:: EXERCISE DIRECTIONS ::
Copy out each line of the listing below that contains the word "comments".

:: RECORD EXTRACTS ::
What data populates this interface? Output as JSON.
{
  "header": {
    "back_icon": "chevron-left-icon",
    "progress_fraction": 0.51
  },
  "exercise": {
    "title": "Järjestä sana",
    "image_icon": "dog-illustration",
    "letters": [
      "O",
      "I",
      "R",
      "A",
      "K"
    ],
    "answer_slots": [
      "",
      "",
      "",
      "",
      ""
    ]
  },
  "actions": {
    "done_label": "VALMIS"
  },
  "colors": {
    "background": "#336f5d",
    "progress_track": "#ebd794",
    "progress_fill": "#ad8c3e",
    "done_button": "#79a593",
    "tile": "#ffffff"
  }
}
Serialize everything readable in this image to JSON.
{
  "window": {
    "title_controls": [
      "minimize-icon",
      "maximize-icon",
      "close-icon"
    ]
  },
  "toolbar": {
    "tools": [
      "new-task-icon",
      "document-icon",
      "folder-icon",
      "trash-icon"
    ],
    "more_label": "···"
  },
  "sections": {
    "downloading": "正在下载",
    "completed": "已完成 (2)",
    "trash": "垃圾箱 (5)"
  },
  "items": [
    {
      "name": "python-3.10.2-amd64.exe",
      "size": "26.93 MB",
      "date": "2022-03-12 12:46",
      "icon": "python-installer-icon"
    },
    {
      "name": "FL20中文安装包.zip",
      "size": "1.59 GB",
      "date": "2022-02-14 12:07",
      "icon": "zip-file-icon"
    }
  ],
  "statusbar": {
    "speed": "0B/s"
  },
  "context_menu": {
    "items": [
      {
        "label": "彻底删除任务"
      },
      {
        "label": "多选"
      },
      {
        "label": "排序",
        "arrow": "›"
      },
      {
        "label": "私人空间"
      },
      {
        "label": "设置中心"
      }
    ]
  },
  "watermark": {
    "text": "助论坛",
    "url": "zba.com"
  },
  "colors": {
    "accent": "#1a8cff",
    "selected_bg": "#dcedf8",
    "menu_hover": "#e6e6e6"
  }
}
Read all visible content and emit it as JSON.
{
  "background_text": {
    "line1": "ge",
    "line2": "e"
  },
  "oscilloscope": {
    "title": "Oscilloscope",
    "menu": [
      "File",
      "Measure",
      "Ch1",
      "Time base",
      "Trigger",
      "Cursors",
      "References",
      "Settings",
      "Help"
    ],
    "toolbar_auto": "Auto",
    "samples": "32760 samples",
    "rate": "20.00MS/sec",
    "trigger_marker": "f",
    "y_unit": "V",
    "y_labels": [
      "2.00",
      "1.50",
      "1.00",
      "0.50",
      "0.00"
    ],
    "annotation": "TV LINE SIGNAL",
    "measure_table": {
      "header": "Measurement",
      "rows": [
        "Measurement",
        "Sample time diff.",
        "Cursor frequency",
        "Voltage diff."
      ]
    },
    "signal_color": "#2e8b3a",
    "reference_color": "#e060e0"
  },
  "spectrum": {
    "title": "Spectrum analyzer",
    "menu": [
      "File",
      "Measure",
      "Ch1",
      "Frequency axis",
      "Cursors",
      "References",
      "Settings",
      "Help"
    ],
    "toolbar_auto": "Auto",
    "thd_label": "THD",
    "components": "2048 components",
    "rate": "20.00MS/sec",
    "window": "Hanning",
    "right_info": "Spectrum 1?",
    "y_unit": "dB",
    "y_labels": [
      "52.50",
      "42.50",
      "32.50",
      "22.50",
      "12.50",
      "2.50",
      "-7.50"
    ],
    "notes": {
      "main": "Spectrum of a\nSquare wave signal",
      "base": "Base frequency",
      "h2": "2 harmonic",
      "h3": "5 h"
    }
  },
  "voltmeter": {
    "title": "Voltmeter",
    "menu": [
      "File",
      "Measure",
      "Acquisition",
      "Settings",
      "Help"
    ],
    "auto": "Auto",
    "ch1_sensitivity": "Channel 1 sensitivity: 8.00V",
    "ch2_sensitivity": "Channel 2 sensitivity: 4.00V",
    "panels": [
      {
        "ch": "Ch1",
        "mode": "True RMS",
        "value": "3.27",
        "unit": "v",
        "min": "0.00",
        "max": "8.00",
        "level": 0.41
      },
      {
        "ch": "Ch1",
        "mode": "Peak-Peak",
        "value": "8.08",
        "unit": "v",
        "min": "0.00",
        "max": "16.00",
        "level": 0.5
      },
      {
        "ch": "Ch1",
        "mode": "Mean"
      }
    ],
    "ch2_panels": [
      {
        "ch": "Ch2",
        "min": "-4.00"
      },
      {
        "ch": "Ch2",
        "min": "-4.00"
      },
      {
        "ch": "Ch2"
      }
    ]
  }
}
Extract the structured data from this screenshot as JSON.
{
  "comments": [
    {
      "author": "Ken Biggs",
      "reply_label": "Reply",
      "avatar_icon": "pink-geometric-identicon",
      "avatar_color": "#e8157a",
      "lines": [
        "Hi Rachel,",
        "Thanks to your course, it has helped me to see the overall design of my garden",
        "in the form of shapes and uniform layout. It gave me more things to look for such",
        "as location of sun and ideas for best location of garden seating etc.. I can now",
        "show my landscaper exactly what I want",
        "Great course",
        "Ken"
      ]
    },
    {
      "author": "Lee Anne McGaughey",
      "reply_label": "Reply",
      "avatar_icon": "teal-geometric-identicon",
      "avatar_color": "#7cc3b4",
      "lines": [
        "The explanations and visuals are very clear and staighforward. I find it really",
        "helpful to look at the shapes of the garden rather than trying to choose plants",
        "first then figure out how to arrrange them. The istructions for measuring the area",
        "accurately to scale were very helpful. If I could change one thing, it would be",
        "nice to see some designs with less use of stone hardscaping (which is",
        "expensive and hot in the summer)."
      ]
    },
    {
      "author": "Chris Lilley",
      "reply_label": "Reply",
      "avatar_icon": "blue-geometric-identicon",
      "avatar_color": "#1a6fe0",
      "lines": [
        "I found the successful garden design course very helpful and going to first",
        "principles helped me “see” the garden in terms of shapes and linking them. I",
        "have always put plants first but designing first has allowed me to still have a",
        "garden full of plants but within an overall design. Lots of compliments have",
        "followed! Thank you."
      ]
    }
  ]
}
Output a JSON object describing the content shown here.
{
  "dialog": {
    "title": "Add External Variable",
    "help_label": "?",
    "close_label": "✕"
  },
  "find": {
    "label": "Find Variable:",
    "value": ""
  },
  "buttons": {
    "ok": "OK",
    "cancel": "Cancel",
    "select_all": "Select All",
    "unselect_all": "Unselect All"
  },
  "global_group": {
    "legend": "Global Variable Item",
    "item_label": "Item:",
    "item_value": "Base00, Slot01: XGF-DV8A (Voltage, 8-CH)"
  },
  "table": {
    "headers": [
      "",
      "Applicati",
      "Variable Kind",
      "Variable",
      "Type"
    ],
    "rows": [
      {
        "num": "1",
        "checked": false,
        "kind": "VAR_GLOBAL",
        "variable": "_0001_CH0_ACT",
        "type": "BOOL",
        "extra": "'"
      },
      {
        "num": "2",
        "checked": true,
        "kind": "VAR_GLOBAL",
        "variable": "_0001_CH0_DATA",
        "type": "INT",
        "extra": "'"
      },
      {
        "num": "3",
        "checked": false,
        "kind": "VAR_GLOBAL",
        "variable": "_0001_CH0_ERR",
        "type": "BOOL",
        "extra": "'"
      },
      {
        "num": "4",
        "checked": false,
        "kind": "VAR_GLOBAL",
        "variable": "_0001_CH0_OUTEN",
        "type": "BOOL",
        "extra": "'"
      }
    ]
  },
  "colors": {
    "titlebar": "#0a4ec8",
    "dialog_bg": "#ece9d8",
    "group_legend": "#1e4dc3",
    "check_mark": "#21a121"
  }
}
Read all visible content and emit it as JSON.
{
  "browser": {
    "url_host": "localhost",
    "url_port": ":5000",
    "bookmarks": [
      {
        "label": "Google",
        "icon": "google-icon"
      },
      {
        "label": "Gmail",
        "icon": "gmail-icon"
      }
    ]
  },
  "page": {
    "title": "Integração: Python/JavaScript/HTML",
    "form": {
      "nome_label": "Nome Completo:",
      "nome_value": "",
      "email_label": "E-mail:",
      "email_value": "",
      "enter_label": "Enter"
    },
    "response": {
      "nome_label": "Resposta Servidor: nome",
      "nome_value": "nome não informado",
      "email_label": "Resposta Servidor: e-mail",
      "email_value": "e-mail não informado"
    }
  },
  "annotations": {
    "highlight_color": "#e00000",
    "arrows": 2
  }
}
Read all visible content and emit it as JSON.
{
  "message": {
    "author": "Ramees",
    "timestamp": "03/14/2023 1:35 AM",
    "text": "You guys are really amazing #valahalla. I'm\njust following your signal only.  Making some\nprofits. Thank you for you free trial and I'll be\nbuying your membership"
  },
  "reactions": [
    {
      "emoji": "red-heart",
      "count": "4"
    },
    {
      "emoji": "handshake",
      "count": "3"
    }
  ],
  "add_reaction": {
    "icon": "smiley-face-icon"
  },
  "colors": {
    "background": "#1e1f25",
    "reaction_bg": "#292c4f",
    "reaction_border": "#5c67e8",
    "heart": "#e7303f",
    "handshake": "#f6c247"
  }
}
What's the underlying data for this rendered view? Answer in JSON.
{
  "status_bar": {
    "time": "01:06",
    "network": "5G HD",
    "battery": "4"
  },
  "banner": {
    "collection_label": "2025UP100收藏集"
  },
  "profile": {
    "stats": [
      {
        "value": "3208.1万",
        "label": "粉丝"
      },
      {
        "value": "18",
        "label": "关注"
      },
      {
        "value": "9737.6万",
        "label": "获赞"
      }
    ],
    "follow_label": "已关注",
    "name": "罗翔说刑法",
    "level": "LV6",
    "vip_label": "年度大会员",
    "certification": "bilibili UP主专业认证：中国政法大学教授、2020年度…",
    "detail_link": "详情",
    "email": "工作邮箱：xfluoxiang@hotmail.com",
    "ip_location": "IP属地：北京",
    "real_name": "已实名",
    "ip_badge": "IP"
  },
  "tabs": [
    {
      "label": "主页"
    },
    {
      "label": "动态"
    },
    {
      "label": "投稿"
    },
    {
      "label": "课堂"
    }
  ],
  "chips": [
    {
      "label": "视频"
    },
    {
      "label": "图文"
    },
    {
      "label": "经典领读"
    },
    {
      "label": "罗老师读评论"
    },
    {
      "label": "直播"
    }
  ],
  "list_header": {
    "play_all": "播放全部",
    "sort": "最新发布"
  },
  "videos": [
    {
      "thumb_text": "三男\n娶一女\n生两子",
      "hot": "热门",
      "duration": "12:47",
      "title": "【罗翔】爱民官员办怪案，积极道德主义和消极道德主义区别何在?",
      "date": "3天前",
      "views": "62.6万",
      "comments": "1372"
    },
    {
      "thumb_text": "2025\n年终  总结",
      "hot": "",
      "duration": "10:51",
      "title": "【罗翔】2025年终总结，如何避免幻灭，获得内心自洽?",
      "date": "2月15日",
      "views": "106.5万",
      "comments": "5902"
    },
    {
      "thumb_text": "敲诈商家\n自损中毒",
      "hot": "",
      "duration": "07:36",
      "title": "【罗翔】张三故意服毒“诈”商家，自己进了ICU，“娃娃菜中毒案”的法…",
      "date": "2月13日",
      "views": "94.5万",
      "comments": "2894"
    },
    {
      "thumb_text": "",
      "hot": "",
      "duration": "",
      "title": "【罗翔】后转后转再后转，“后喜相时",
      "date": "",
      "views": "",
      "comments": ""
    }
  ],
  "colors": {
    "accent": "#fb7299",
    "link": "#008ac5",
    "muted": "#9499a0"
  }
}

:: WRITTEN ANSWER ::
  "comments": [
      "comments": "1372"
      "comments": "5902"
      "comments": "2894"
      "comments": ""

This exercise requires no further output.